A laurel and a hearty handshake from the curatorial committee!
Welcome to the big, big, big ninth year of núna(now), the Icelando-Manitoban cultural convergence. We are amazed and delighted to have been around this long, and next year, when we move into double digits, we will no doubt be flummoxed anew.
But there’s so much good stuff to come before then! This year we return to the format in which we started, so the bulk of our events will occur over a week, in classic festival style. And a week of wonders it will be!
We begin on April 17 at the Winnipeg Art Gallery with the world premiere screenings of not one but three beautiful new films. These artistic works include Heimþrá (In Thrall to Home), a bewitching crossover of grief, family history and misty Icelandic mysticism as documented by artist/filmmaker Erika MacPherson. Works by Jaimz Asmundson and Kaoru Ryan Klatt are also featured.

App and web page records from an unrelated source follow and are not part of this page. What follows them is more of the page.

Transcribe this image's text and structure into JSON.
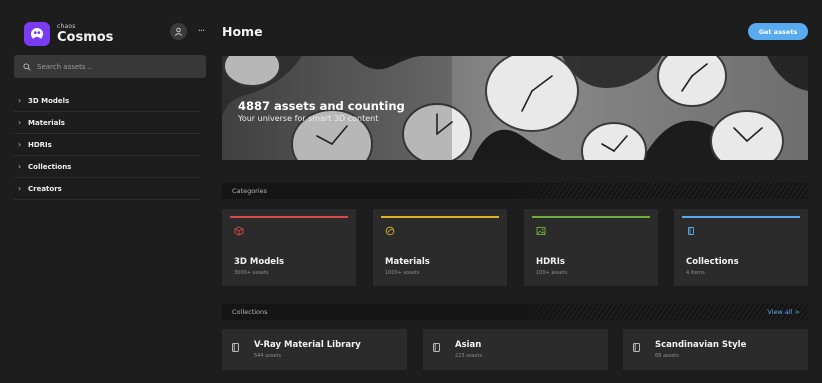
{
  "brand": {
    "small": "chaos",
    "name": "Cosmos",
    "accent": "#7a3cf0"
  },
  "header": {
    "more_glyph": "···"
  },
  "search": {
    "placeholder": "Search assets ..",
    "value": ""
  },
  "nav": {
    "items": [
      {
        "label": "3D Models"
      },
      {
        "label": "Materials"
      },
      {
        "label": "HDRIs"
      },
      {
        "label": "Collections"
      },
      {
        "label": "Creators"
      }
    ]
  },
  "main": {
    "title": "Home",
    "get_assets_label": "Get assets",
    "accent": "#5aaaf0"
  },
  "hero": {
    "title": "4887 assets and counting",
    "subtitle": "Your universe for smart 3D content"
  },
  "categories": {
    "label": "Categories",
    "items": [
      {
        "name": "3D Models",
        "count": "3000+ assets",
        "color": "#d64a4a",
        "icon": "cube-icon"
      },
      {
        "name": "Materials",
        "count": "1000+ assets",
        "color": "#e0b22a",
        "icon": "material-sphere-icon"
      },
      {
        "name": "HDRIs",
        "count": "100+ assets",
        "color": "#6fae3a",
        "icon": "image-icon"
      },
      {
        "name": "Collections",
        "count": "4 items",
        "color": "#5aaaf0",
        "icon": "collection-icon"
      }
    ]
  },
  "collections": {
    "label": "Collections",
    "view_all": "View all >",
    "items": [
      {
        "name": "V-Ray Material Library",
        "count": "544 assets"
      },
      {
        "name": "Asian",
        "count": "223 assets"
      },
      {
        "name": "Scandinavian Style",
        "count": "68 assets"
      }
    ]
  }
}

The next night, at Winnipeg’s fine new live music venue The Good Will, foundations will be shaken and tiles will clatter from the roof as the mighty Apparat Organ Quartet takes the stage. Picture yourself on a musical spaceflight with the Silver Apples, Tangerine Dream, Pink Floyd and Harry Bromley Davenport as your musical entertainment, crank the danceability factor up to eleven, and you’re getting close.

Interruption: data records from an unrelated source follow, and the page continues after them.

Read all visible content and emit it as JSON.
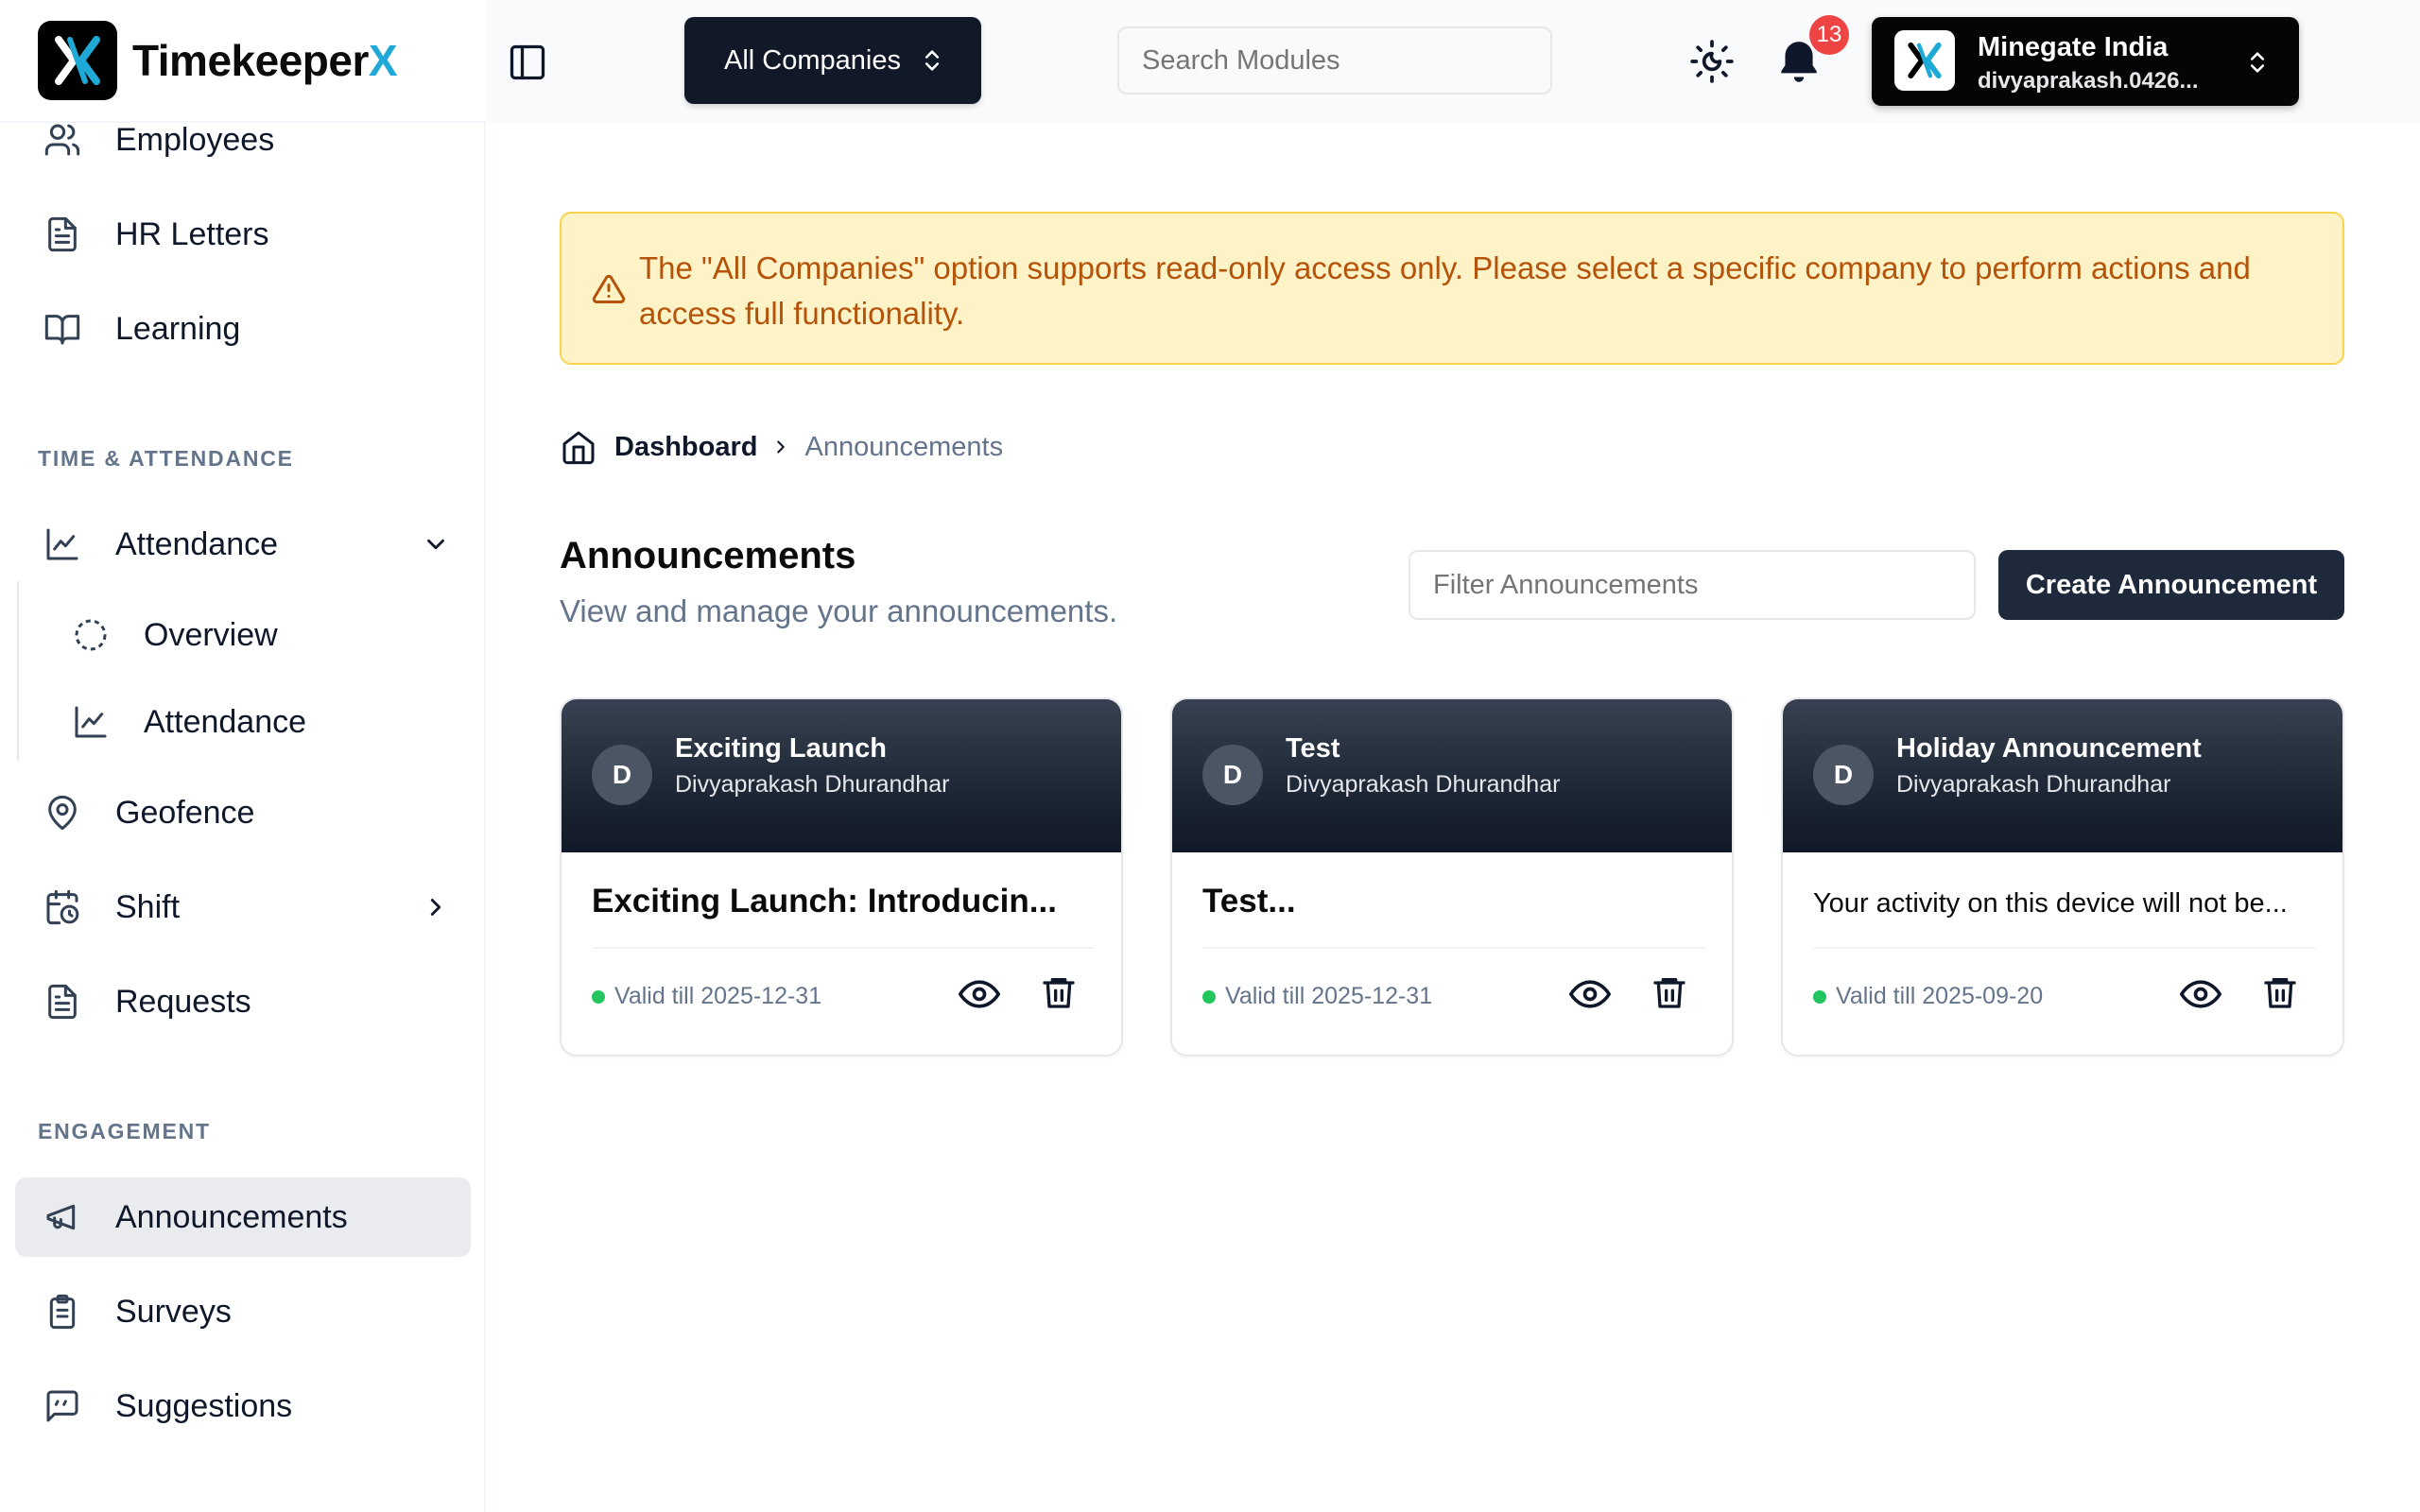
{
  "app": {
    "brand_main": "Timekeeper",
    "brand_accent": "X"
  },
  "colors": {
    "brand_accent": "#1fa9d6",
    "alert_bg": "#fef3c7",
    "alert_text": "#b45309",
    "primary_dark": "#1e293b",
    "valid_dot": "#22c55e",
    "badge": "#ef4444"
  },
  "sidebar": {
    "items": [
      {
        "label": "Employees",
        "icon": "users-icon"
      },
      {
        "label": "HR Letters",
        "icon": "document-icon"
      },
      {
        "label": "Learning",
        "icon": "book-icon"
      }
    ],
    "sections": {
      "time": "TIME & ATTENDANCE",
      "engagement": "ENGAGEMENT"
    },
    "time_items": [
      {
        "label": "Attendance",
        "icon": "chart-line-icon"
      },
      {
        "label": "Overview",
        "icon": "dashed-circle-icon"
      },
      {
        "label": "Attendance",
        "icon": "chart-line-icon"
      },
      {
        "label": "Geofence",
        "icon": "map-pin-icon"
      },
      {
        "label": "Shift",
        "icon": "calendar-clock-icon"
      },
      {
        "label": "Requests",
        "icon": "document-icon"
      }
    ],
    "engagement_items": [
      {
        "label": "Announcements",
        "icon": "megaphone-icon"
      },
      {
        "label": "Surveys",
        "icon": "clipboard-icon"
      },
      {
        "label": "Suggestions",
        "icon": "message-icon"
      }
    ]
  },
  "topbar": {
    "company_select": "All Companies",
    "search_placeholder": "Search Modules",
    "notification_count": "13",
    "account_name": "Minegate India",
    "account_email": "divyaprakash.0426..."
  },
  "alert": {
    "message": "The \"All Companies\" option supports read-only access only. Please select a specific company to perform actions and access full functionality."
  },
  "breadcrumb": {
    "root": "Dashboard",
    "current": "Announcements"
  },
  "page": {
    "title": "Announcements",
    "subtitle": "View and manage your announcements.",
    "filter_placeholder": "Filter Announcements",
    "create_label": "Create Announcement"
  },
  "cards": [
    {
      "initial": "D",
      "title": "Exciting Launch",
      "author": "Divyaprakash Dhurandhar",
      "body": "Exciting Launch: Introducin...",
      "valid": "Valid till 2025-12-31"
    },
    {
      "initial": "D",
      "title": "Test",
      "author": "Divyaprakash Dhurandhar",
      "body": "Test...",
      "valid": "Valid till 2025-12-31"
    },
    {
      "initial": "D",
      "title": "Holiday Announcement",
      "author": "Divyaprakash Dhurandhar",
      "body": "Your activity on this device will not be...",
      "valid": "Valid till 2025-09-20"
    }
  ]
}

At the same location a few days later comes another night of music not to be missed. Icelandic DJ Flugvél Og Geimskip (Airplane & Spaceship) will provide scary, spacey beats; Julia Ryckman will perform soft Scooby Rock numbers as her alter-ego Slattern; and what if Skinny Puppy were reincarnated as a pair of Winnipeg fat cats? You’d get Ghost Twin, a duo of dream desperadoes bum-rushing Pachelbel through a tin can factory. It’s hard to believe this is all on one bill, but it is.
The greatest act of occult resuscitation since the heyday of T. G. Hamilton will occur in Winnipeg on April 24th, in Gimli on the 25th and in Arborg on the 26th. This is the Guttormur Guttormsson Salon Series, readings – raisings, really – of four long-buried short plays by the Bard of the Interlake. This is genuine Icelandic-Manitoban cultural history, compelling and weird, and you will not get a chance to see its like again soon.
And, in what may prove its highest-profile event ever, núna(now), in conjunction with the Winnipeg Art Gallery, has commissioned a sculptural work from Theresa Himmer, an artist whose spangled creations have enhanced the natural beautyscape of Reykjavík for years. Her creation, Waterfall, marks the fact that the WAG building was opened the very same year Winnipeg and Reykjavík became sister cities. Waterfall will be officially unveiled in its place at the northern tip of the WAG building on the afternoon of April 25.
All of this and more will keep you happy this April; and never fear, núna(now) will also help celebrate Iceland’s Independence Day on June 17th with an evening of stunning Icelandic Vaudeville.
It’s our pleasure and privilege to help bring all these events to you, our audience. We remain extremely grateful to you; to our patrons, whom you may thank with some patronage of your own should you choose; and to our advisors and friends. Volunteers who lend their services are our dear and cherished pals. There would be no way to put on this convergence without all of you, and no point either. We thank you!
Above all else, we hope you enjoy this truly unique series of events, and that the eternal mystery that is the shared Icelandic-Manitoba history becomes both clearer and more beautifully abstruse.
Takk fyrir, everybody!